Dr Yash Gulati, Senior Consultant, Orthopaedics, Joint Replacement and Spine, Indraprastha Apollo Hospitals, Delhi, advises limited screen time every day and indulging in some kind of neck and spine exercises to keep the excessive stress away from the neck. Similarly, Dr Ankur Nanda, Senior Consultant Spine Services, Indian Spinal Injuries Centre, Delhi, agrees that one should not use mobiles for longer than 10-15 minutes at a stretch. "If the time period is more than that, we advise our patients to use a large screen like a desktop. In case you don't have access to a large screen, you can place the mobile on a table using a cradle or mobile stand. The idea is to position your mobile in such a way that your neck doesn't get bent for a long time at a particular angle," he says.
It has been a month since Vaid has been following the doctor's advice."Though it is not possible to reduce my time on calls, I try to use a Bluetooth device so that my posture is not affected. Also, I make sure to do 20 minutes of neck and shoulder exercises every day. While my problem has not completely vanished, it has considerably reduced, and I am more comfortable now," he says.
Dos and don'ts to avoid neck issues while using the cellphone
1. Bring the device to eye level. This will minimise the bend in your neck and maintain optimal spine posture
2. Use the hands-free function during long conversations
3. Use mobile devices for only short-duration tasks and use a computer for anything longer
4. Take frequent micro-breaks to move/stretch your neck and back
5. Limit your device use to 20-minute sessions
6. Consider making a phone call rather than spending a long time texting

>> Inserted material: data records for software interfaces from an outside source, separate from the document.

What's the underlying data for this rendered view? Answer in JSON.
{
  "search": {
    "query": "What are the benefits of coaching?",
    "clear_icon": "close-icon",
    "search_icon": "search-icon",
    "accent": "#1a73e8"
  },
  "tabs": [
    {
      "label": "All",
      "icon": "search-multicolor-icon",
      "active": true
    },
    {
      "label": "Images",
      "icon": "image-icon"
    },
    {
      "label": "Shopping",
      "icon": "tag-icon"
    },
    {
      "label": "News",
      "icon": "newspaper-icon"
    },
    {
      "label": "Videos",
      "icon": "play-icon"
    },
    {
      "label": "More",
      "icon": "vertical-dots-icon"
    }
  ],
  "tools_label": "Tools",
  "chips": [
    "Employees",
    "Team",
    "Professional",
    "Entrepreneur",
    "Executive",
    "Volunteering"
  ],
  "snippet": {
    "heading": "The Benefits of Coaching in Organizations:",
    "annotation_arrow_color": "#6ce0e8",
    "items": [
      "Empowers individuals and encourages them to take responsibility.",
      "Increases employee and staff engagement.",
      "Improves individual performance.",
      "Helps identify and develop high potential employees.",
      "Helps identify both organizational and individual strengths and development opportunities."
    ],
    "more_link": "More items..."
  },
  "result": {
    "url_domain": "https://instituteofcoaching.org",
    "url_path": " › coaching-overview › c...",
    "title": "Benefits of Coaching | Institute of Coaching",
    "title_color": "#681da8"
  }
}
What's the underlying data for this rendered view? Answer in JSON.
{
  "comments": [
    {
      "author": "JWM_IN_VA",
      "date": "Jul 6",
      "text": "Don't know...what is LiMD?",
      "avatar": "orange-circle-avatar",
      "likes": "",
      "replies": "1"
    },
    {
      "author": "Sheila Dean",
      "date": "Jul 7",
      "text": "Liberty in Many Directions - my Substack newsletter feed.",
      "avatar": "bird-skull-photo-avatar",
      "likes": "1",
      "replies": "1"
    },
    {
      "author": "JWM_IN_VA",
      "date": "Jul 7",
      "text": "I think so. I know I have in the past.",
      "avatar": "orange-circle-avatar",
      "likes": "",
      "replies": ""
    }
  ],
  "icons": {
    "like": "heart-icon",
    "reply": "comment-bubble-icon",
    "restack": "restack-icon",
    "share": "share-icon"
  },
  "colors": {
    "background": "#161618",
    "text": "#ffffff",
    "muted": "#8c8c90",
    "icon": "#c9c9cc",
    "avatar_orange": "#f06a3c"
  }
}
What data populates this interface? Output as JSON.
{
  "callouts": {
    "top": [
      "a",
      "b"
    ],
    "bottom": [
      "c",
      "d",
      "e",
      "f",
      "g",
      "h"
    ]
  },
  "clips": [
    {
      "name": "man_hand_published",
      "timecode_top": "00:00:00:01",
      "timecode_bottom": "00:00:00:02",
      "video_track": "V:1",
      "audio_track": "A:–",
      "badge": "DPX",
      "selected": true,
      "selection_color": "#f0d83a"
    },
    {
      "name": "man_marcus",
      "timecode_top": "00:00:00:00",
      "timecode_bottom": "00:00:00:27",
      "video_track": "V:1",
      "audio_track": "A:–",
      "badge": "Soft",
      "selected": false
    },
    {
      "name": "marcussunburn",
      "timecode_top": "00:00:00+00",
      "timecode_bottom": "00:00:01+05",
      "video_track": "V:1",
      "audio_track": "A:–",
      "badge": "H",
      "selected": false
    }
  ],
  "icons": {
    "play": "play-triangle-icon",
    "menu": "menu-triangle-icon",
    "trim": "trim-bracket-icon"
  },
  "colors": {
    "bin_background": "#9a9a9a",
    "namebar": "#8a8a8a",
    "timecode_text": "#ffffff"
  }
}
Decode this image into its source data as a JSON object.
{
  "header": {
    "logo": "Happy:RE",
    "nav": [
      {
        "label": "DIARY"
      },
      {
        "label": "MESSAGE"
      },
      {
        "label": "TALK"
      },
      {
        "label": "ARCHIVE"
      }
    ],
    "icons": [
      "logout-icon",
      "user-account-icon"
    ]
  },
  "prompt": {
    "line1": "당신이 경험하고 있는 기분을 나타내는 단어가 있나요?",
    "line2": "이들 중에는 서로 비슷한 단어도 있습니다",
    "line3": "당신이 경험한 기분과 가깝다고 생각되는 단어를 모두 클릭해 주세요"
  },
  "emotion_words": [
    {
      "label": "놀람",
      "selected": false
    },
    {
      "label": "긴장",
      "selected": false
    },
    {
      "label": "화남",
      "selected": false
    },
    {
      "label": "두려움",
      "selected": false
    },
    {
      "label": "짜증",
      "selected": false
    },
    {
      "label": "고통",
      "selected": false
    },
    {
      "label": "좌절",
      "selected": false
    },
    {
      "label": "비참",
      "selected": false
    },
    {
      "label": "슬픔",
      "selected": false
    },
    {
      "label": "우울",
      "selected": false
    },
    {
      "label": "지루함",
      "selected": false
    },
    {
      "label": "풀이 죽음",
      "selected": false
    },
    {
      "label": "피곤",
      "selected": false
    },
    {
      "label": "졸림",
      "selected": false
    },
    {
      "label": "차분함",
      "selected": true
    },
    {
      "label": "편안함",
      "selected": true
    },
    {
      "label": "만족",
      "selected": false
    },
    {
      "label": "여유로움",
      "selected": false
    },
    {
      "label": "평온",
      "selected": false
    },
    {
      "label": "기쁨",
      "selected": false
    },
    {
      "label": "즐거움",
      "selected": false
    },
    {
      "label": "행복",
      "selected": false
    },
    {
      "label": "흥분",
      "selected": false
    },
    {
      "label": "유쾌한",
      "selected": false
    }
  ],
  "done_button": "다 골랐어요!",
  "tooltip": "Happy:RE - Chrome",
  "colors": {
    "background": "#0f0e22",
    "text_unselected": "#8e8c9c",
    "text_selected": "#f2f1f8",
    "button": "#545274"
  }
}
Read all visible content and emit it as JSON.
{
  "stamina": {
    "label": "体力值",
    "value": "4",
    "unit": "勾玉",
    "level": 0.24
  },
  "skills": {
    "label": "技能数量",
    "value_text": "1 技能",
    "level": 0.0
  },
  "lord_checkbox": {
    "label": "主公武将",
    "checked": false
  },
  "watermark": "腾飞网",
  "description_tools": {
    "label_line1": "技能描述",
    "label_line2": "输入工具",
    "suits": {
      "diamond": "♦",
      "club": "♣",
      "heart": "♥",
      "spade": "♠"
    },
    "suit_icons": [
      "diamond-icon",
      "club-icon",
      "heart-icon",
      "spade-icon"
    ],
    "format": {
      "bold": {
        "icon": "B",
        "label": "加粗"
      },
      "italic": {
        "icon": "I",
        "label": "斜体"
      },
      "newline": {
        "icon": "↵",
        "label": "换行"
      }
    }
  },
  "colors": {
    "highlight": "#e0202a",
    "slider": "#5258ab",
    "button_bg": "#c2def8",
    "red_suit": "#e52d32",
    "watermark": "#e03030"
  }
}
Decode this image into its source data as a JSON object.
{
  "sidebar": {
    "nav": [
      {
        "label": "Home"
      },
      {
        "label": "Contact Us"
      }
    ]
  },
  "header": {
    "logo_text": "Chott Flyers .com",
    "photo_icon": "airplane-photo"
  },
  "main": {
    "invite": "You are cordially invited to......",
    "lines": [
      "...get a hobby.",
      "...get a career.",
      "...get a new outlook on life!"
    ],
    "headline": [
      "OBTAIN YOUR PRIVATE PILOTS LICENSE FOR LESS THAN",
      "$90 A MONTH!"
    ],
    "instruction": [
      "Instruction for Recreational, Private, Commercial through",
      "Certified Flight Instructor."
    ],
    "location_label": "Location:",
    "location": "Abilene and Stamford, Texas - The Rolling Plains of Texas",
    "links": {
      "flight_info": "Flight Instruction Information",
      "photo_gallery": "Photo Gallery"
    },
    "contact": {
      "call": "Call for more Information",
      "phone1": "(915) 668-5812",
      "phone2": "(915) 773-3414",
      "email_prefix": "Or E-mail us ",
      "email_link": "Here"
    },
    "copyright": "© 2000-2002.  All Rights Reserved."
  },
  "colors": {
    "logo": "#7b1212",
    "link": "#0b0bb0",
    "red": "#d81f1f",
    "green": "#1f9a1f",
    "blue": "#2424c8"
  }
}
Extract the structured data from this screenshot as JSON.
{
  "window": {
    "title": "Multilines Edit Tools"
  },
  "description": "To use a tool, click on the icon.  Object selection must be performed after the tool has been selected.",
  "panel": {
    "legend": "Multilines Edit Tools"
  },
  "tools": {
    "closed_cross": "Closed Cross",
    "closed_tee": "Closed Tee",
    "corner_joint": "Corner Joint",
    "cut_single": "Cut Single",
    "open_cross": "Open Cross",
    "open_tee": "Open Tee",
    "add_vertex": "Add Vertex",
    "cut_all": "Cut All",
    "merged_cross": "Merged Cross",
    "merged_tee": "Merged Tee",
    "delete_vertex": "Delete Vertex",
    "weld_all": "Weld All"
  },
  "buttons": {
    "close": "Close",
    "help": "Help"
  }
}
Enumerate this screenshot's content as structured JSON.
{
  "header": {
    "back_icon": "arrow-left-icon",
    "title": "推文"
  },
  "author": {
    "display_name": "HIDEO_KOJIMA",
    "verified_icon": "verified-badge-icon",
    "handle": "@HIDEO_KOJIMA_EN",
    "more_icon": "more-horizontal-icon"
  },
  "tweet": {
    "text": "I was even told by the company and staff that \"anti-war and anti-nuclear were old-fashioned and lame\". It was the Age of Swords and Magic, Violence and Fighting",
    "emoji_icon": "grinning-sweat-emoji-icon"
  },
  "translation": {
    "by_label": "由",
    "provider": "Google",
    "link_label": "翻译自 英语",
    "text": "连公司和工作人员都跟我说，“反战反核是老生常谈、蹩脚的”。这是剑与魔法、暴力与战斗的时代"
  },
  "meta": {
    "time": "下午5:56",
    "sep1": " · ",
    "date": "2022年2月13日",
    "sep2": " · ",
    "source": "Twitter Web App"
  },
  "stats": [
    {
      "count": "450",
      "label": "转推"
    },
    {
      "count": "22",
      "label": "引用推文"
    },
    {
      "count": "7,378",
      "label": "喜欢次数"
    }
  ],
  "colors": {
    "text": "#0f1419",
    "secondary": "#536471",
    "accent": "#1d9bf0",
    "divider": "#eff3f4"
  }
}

7. Lower the brightness of the mobile screen and use reading mode as much as possible
Courtesy Dr Savyasachi Saxena, Consultant ENT, Fortis Hospital, Noida